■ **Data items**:

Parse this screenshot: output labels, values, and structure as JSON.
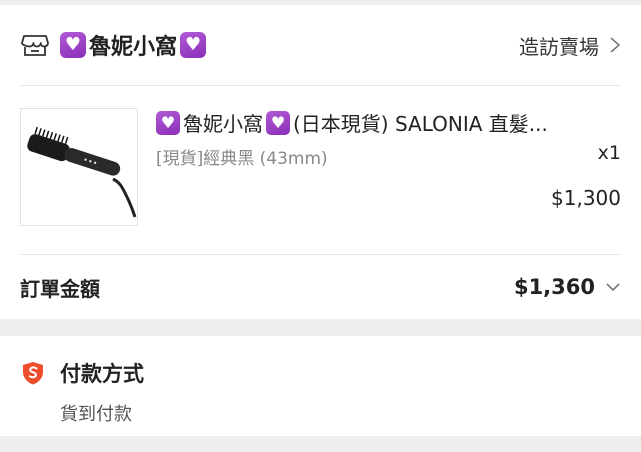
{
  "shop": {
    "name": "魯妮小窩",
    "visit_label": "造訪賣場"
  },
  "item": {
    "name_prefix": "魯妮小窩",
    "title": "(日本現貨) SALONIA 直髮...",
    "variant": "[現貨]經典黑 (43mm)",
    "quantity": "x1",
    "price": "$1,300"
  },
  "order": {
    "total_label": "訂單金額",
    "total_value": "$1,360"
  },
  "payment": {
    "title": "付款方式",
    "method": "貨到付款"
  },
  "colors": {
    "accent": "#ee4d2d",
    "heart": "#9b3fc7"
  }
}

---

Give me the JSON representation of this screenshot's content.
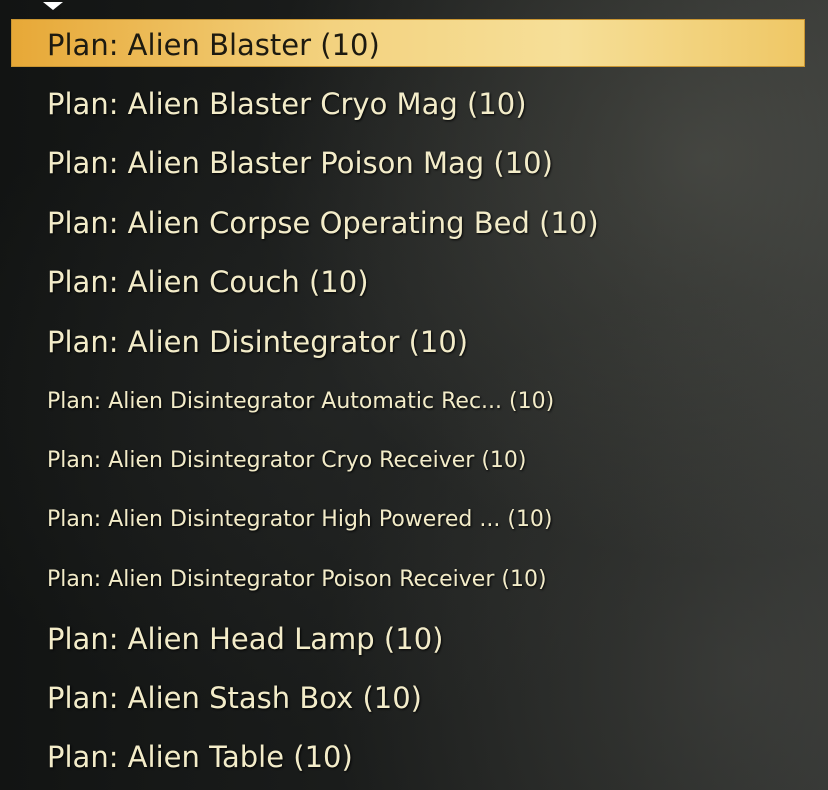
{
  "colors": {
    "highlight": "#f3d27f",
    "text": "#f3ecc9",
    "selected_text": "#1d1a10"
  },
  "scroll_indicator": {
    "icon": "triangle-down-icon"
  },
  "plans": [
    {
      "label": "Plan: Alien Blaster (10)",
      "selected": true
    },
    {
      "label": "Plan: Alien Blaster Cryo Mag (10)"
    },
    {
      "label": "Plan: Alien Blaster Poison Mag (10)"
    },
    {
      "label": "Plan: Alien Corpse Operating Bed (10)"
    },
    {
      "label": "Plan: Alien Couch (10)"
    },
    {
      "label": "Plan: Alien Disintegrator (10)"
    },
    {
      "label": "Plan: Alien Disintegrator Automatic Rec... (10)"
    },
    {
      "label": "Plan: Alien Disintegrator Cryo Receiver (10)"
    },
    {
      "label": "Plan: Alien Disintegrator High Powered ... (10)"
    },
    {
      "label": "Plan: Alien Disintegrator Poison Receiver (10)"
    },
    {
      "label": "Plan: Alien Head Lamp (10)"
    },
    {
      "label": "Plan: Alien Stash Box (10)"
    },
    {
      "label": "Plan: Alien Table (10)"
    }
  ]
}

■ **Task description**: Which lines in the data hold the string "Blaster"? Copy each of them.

■ **Solution for this task**:
      "label": "Plan: Alien Blaster (10)",
      "label": "Plan: Alien Blaster Cryo Mag (10)"
      "label": "Plan: Alien Blaster Poison Mag (10)"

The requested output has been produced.